Japan pledges $30 billion to support Africa’s development as China’s influence grows

Japan pledged to contribute $30 billion over three years to support Africa’s development and economy, aiming to strengthen cooperation with Africa amid China’s growing influence.

Prime Minister Fumio Kishida said, “Japan aims to be a partner that grows together with Africa.” virtual address I will attend the 8th Tokyo International Conference on African Development on Saturday.

Of these funds, Kishida said Japan will invest more than 10 billion yen ($72 million) in African startups and train 300,000 Africans in various fields over three years for human resource development. said to provide.

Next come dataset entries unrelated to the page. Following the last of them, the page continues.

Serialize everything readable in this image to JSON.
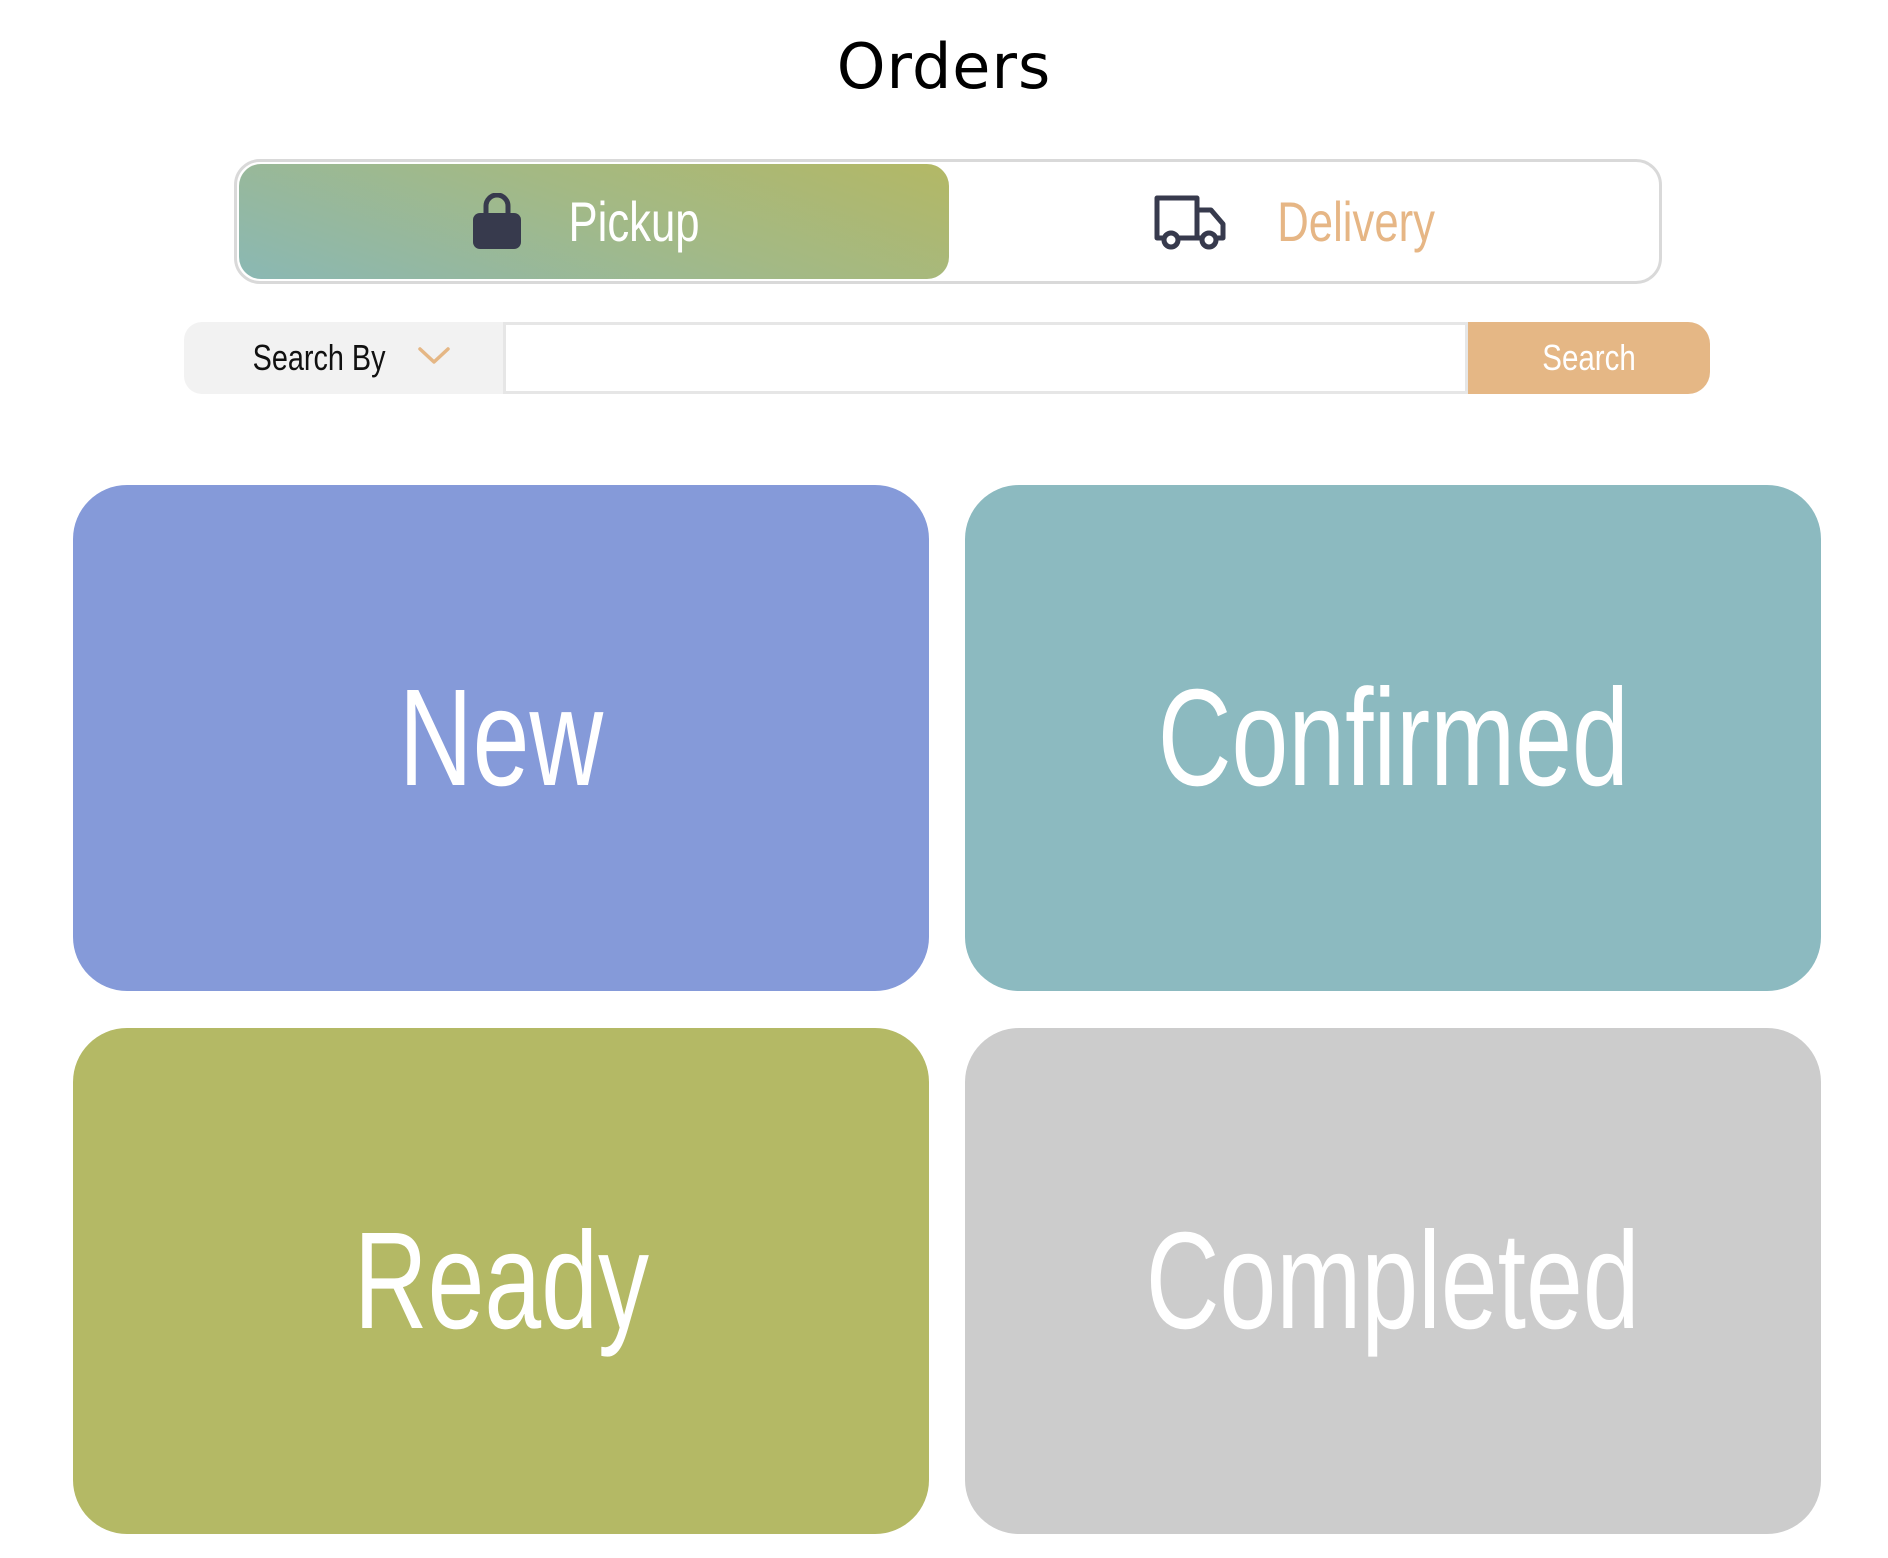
{
  "header": {
    "title": "Orders"
  },
  "order_type_toggle": {
    "selected": "Pickup",
    "pickup": {
      "label": "Pickup",
      "icon": "shopping-bag-icon"
    },
    "delivery": {
      "label": "Delivery",
      "icon": "truck-icon"
    }
  },
  "search": {
    "search_by_label": "Search By",
    "search_by_icon": "chevron-down-icon",
    "input_value": "",
    "button_label": "Search"
  },
  "status_tiles": [
    {
      "label": "New",
      "color": "#859ad9"
    },
    {
      "label": "Confirmed",
      "color": "#8cbac0"
    },
    {
      "label": "Ready",
      "color": "#b4b965"
    },
    {
      "label": "Completed",
      "color": "#cccccc"
    }
  ],
  "colors": {
    "accent": "#e5b785",
    "icon_dark": "#373a4d"
  }
}
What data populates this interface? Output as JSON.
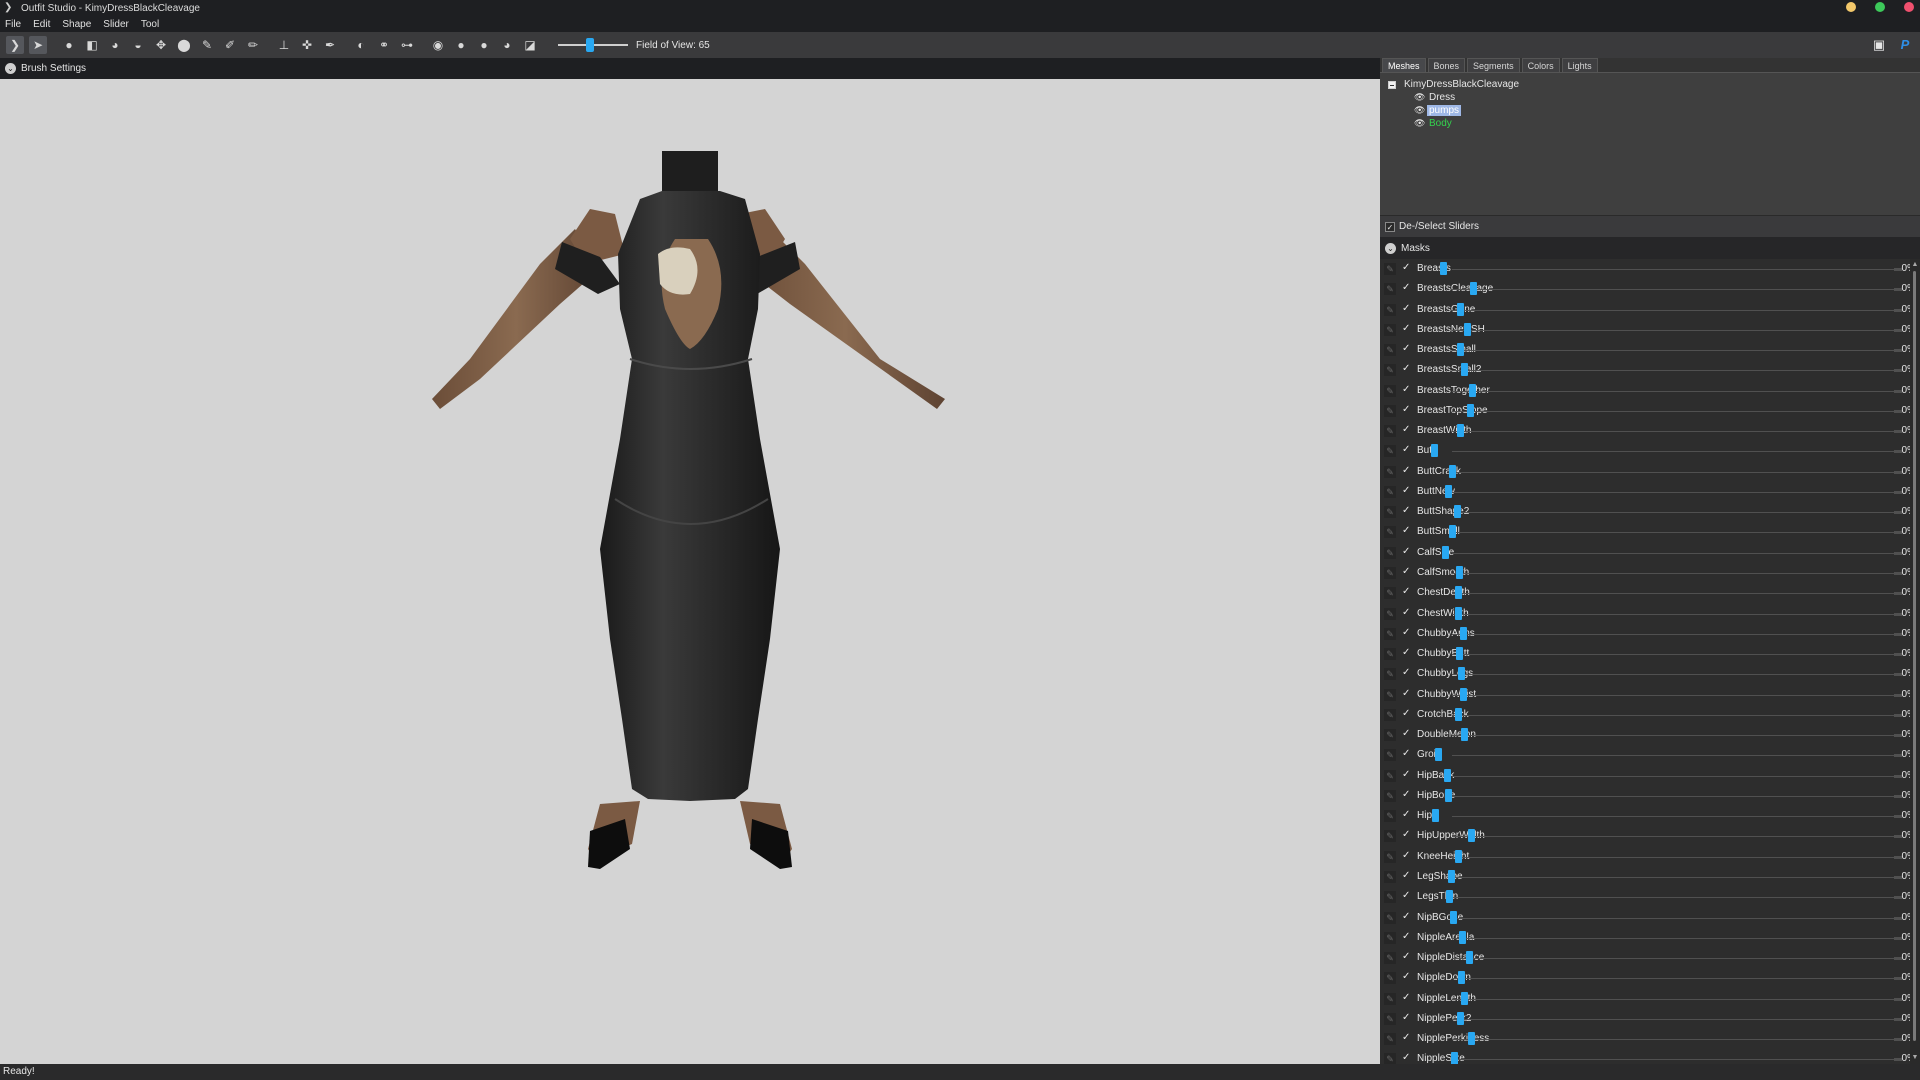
{
  "window": {
    "title": "Outfit Studio - KimyDressBlackCleavage",
    "controls": [
      {
        "name": "minimize",
        "color": "#f3c86b"
      },
      {
        "name": "maximize",
        "color": "#3dc95a"
      },
      {
        "name": "close",
        "color": "#f0506e"
      }
    ]
  },
  "menu": [
    "File",
    "Edit",
    "Shape",
    "Slider",
    "Tool"
  ],
  "toolbar": {
    "tools": [
      "select-tool-icon",
      "transform-tool-icon",
      "brush-standard-icon",
      "mask-brush-icon",
      "inflate-brush-icon",
      "deflate-brush-icon",
      "move-brush-icon",
      "smooth-brush-icon",
      "undiff-brush-icon",
      "weight-brush-icon",
      "color-brush-icon",
      "alpha-brush-icon",
      "pivot-icon",
      "anchor-icon",
      "collapse-vertex-icon",
      "mirror-icon",
      "connect-icon",
      "edge-icon",
      "wireframe-icon",
      "lighting-icon",
      "texture-icon",
      "vertex-color-icon",
      "ortho-view-icon"
    ],
    "fov_label": "Field of View: 65",
    "fov_value": 65,
    "fov_range": [
      10,
      180
    ],
    "right_icons": [
      "discord-icon",
      "paypal-icon"
    ]
  },
  "brush_settings": {
    "label": "Brush Settings"
  },
  "panel": {
    "tabs": [
      "Meshes",
      "Bones",
      "Segments",
      "Colors",
      "Lights"
    ],
    "active_tab": "Meshes",
    "tree": {
      "root": "KimyDressBlackCleavage",
      "children": [
        {
          "name": "Dress",
          "state": "normal"
        },
        {
          "name": "pumps",
          "state": "selected"
        },
        {
          "name": "Body",
          "state": "reference"
        }
      ]
    },
    "deselect_label": "De-/Select Sliders",
    "masks_label": "Masks",
    "sliders": [
      {
        "name": "Breasts",
        "value": "0%"
      },
      {
        "name": "BreastsCleavage",
        "value": "0%"
      },
      {
        "name": "BreastsGone",
        "value": "0%"
      },
      {
        "name": "BreastsNewSH",
        "value": "0%"
      },
      {
        "name": "BreastsSmall",
        "value": "0%"
      },
      {
        "name": "BreastsSmall2",
        "value": "0%"
      },
      {
        "name": "BreastsTogether",
        "value": "0%"
      },
      {
        "name": "BreastTopSlope",
        "value": "0%"
      },
      {
        "name": "BreastWidth",
        "value": "0%"
      },
      {
        "name": "Butt",
        "value": "0%"
      },
      {
        "name": "ButtCrack",
        "value": "0%"
      },
      {
        "name": "ButtNew",
        "value": "0%"
      },
      {
        "name": "ButtShape2",
        "value": "0%"
      },
      {
        "name": "ButtSmall",
        "value": "0%"
      },
      {
        "name": "CalfSize",
        "value": "0%"
      },
      {
        "name": "CalfSmooth",
        "value": "0%"
      },
      {
        "name": "ChestDepth",
        "value": "0%"
      },
      {
        "name": "ChestWidth",
        "value": "0%"
      },
      {
        "name": "ChubbyArms",
        "value": "0%"
      },
      {
        "name": "ChubbyButt",
        "value": "0%"
      },
      {
        "name": "ChubbyLegs",
        "value": "0%"
      },
      {
        "name": "ChubbyWaist",
        "value": "0%"
      },
      {
        "name": "CrotchBack",
        "value": "0%"
      },
      {
        "name": "DoubleMelon",
        "value": "0%"
      },
      {
        "name": "Groin",
        "value": "0%"
      },
      {
        "name": "HipBack",
        "value": "0%"
      },
      {
        "name": "HipBone",
        "value": "0%"
      },
      {
        "name": "Hips",
        "value": "0%"
      },
      {
        "name": "HipUpperWidth",
        "value": "0%"
      },
      {
        "name": "KneeHeight",
        "value": "0%"
      },
      {
        "name": "LegShape",
        "value": "0%"
      },
      {
        "name": "LegsThin",
        "value": "0%"
      },
      {
        "name": "NipBGone",
        "value": "0%"
      },
      {
        "name": "NippleAreola",
        "value": "0%"
      },
      {
        "name": "NippleDistance",
        "value": "0%"
      },
      {
        "name": "NippleDown",
        "value": "0%"
      },
      {
        "name": "NippleLength",
        "value": "0%"
      },
      {
        "name": "NipplePerk2",
        "value": "0%"
      },
      {
        "name": "NipplePerkiness",
        "value": "0%"
      },
      {
        "name": "NippleSize",
        "value": "0%"
      }
    ]
  },
  "status": "Ready!"
}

The Japanese government will also provide $130 million in food aid and co-finance a $300 million loan with the African Development Bank to boost food production amid the global food and energy crisis. is.

“Through these measures, Japan will cooperate with Africa and actively contribute to Africa’s development based on African ownership.”

China abandons loans from Africa

Japan’s move came as China announced on Aug. 18 that it would give up 23 interest-free loans to 17 African countries maturing in 2021.

Foreign Minister Wang Yi argued that this was a concrete action by the Chinese regime to promote “high-quality Belt and Road cooperation”. This is a global infrastructure project that critics have denounced as a “debt trap” for small countries.

According to the China-Africa Research Initiative database, Between 2000 and 2019, Chinese financiers signed 1,141 loan agreements worth $153 billion with African governments and their state-owned enterprises.

Economist Davy Jun Huang said the Chinese Communist Party (CCP) timed the abandonment of the loan in line with its objective of gaining diplomatic support from African countries.

The CCP’s debt collector diplomacy has predatory means (pdf), local mines, power plants and access rights to ports will be included in the economic aspects of the loan, Huang said.

“There are different percentages of low-interest and interest-free loans when signing contracts. Interest-free loans are designed primarily based on political needs,” he said.

Huang expects new forms of debt, with loan forgiveness and closed-door trade negotiations, to only add to the dire situation for these African nations.

US Secretary of State Anthony Blinken visit south africa On August 8, the United States launched its Sub-Saharan Africa Strategy. The strategy outlines her four priorities for the United States, working with regional partners in Sub-Saharan Africa over the next five years.

Blinken said the US Development Finance Corporation will allocate $300 million in funding to develop and operate data centers across the region, including South Africa.

G7 countries also announced in June that they would raise $600 billion over the next five years for a global infrastructure program that would serve as a “positive alternative” to the model of selling “debt traps.” did.

Mary Hong contributed to this report.

Aldogra Fredry


Aldgra Fredly is a Malaysia-based freelance writer covering Asia Pacific news for The Epoch Times.